“After my dad passed away and my mom became ill and moved into a home, there was no more mincemeat,” says Goemans.

She uses brandy and grated suet — beef fat that’s traditionally used in mincemeat — that she sources from a butcher just for this purpose, reserving the butter for the all-butter pastry they use in all their pies. The filling is uncooked but stored in the fridge, similar to her parents’ process, to allow the fruit to macerate.

Each tart is then handmade, the edges of the pastry rustically uncrimped, with a star on top and a snowy dusting of icing sugar.

It’s the shop’s second-biggest seller during the holidays, second only to tourtière. They make the tourtière in larger and single-serving sizes with half beef, half pork, onions and a bit of potato, and the traditional cinnamon, nutmeg and cloves as well as some rosemary and thyme — a formula tweaked by Goemans’ French-Canadian friend and business partner, Jo-Anne Caza.

“Occasionally I hear a British accent, and I tell them we make a steak and kidney pie with Guinness and a true sweet mince,” Goemans says.

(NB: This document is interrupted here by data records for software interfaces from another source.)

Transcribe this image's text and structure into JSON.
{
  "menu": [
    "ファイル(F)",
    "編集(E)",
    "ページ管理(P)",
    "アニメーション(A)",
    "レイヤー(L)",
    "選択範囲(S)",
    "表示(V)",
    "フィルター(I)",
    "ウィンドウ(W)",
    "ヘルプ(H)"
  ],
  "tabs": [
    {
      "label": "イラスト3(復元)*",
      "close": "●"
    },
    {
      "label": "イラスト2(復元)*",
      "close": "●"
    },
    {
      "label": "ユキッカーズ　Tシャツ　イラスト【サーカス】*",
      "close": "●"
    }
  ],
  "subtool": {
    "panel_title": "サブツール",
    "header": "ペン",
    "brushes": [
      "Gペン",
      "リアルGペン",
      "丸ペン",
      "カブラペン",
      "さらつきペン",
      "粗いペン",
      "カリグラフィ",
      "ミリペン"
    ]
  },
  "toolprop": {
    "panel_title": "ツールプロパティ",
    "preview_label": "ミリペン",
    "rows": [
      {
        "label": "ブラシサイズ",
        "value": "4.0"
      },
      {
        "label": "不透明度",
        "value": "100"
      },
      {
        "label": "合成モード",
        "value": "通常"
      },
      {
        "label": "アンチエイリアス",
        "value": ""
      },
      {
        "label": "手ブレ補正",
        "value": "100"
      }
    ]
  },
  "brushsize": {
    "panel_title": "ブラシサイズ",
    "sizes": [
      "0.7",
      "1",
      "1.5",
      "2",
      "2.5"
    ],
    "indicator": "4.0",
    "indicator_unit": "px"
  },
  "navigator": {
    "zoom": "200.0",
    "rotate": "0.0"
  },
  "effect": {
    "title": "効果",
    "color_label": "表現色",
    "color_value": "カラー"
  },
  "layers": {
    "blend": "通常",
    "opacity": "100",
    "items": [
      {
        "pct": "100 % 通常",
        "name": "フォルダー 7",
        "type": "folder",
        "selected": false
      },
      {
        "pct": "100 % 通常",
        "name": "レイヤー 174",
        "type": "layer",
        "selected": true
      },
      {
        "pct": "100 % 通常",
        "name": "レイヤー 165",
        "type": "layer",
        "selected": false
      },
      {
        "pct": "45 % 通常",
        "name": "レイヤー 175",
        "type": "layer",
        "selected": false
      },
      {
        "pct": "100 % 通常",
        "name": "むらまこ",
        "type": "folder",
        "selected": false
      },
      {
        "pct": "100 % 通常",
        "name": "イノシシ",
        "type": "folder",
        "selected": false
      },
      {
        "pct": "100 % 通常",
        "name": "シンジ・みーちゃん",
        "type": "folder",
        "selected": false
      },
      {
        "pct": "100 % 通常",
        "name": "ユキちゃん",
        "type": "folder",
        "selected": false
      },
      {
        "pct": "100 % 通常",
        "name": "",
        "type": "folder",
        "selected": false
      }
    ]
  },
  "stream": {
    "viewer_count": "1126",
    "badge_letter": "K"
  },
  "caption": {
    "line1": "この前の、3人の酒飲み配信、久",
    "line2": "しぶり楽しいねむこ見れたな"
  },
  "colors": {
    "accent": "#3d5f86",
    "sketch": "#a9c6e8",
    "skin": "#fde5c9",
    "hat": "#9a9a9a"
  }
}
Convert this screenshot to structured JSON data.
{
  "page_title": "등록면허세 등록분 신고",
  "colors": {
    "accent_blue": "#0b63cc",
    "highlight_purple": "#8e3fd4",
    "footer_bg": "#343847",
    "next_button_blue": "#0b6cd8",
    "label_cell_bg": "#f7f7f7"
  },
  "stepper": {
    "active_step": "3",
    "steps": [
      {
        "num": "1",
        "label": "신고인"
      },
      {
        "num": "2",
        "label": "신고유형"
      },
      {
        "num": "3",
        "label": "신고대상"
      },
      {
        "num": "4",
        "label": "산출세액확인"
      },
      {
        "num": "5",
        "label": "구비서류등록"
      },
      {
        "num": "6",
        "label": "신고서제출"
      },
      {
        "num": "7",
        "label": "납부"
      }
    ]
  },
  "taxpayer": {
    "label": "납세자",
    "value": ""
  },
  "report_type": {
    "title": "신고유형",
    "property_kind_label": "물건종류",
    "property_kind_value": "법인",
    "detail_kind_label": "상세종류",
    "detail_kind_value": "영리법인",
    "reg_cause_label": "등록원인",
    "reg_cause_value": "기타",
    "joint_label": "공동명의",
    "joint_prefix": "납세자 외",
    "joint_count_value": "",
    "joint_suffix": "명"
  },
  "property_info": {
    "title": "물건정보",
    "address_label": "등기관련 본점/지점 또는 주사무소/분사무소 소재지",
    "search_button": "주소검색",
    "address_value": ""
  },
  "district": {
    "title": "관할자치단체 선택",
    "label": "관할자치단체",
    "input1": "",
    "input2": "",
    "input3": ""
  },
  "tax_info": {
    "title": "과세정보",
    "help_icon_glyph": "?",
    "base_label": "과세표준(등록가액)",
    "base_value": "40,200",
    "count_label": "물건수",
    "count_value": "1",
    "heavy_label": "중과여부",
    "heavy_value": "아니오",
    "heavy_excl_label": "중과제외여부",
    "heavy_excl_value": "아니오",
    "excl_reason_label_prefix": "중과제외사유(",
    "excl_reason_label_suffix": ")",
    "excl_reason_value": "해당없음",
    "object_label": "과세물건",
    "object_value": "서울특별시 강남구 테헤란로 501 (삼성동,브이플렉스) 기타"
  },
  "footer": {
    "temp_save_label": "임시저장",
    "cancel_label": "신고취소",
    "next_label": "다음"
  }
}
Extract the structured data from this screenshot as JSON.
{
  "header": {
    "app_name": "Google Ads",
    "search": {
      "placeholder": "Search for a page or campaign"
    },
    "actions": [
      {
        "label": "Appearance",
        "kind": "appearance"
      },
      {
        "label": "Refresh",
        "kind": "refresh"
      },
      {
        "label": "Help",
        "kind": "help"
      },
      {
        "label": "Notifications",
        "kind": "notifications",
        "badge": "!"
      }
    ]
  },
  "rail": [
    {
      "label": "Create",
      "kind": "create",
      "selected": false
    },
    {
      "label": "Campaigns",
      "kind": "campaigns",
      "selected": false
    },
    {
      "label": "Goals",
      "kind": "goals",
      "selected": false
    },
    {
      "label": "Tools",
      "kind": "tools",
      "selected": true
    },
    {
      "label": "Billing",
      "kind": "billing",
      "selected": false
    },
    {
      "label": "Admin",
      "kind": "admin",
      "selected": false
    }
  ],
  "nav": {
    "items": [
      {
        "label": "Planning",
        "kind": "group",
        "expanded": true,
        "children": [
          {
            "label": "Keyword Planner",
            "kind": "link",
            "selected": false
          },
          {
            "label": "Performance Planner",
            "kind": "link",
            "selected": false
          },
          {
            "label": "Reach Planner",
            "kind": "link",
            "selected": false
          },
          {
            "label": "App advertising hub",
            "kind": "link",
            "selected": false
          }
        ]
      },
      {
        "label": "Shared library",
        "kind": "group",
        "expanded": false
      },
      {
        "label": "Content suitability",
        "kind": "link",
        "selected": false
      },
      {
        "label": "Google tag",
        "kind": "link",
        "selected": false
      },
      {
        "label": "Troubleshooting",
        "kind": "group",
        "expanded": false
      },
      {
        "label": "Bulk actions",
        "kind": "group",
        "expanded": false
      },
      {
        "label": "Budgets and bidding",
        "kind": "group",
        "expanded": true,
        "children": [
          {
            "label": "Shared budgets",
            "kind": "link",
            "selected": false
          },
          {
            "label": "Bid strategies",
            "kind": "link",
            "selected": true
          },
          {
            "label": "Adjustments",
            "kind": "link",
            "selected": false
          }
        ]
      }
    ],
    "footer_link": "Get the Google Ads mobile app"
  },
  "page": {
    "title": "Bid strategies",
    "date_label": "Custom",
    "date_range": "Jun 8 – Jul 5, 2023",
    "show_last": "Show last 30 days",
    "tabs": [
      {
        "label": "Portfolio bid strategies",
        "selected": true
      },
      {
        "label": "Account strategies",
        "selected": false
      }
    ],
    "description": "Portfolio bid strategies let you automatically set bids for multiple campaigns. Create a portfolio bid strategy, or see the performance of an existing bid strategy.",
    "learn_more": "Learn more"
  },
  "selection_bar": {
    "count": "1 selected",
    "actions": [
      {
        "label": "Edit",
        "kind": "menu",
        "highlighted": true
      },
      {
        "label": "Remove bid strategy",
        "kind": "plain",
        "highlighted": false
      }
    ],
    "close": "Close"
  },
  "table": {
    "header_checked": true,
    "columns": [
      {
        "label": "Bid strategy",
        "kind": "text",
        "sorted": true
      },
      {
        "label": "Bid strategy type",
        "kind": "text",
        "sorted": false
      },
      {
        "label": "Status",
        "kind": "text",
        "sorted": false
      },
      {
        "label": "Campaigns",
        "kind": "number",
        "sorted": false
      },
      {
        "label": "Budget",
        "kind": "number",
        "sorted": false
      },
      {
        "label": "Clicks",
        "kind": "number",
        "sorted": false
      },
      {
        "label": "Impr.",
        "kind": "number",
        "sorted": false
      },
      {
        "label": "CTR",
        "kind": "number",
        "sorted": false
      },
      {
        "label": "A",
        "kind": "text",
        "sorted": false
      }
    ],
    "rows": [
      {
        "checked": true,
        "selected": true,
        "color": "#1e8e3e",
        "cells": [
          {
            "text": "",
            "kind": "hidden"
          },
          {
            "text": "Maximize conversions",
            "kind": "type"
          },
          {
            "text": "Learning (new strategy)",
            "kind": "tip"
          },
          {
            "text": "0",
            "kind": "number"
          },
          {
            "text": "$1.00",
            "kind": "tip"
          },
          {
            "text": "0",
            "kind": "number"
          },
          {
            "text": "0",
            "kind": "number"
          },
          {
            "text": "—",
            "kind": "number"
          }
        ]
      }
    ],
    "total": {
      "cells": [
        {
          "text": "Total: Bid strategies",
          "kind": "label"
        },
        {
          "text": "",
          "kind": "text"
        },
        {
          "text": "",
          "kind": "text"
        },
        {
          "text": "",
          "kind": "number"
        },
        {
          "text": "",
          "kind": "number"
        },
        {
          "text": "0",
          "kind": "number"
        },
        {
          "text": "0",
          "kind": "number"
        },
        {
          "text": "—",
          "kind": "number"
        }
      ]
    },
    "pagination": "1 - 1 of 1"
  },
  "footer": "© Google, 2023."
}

“And I promise they’re better than Marks and Spencer’s.”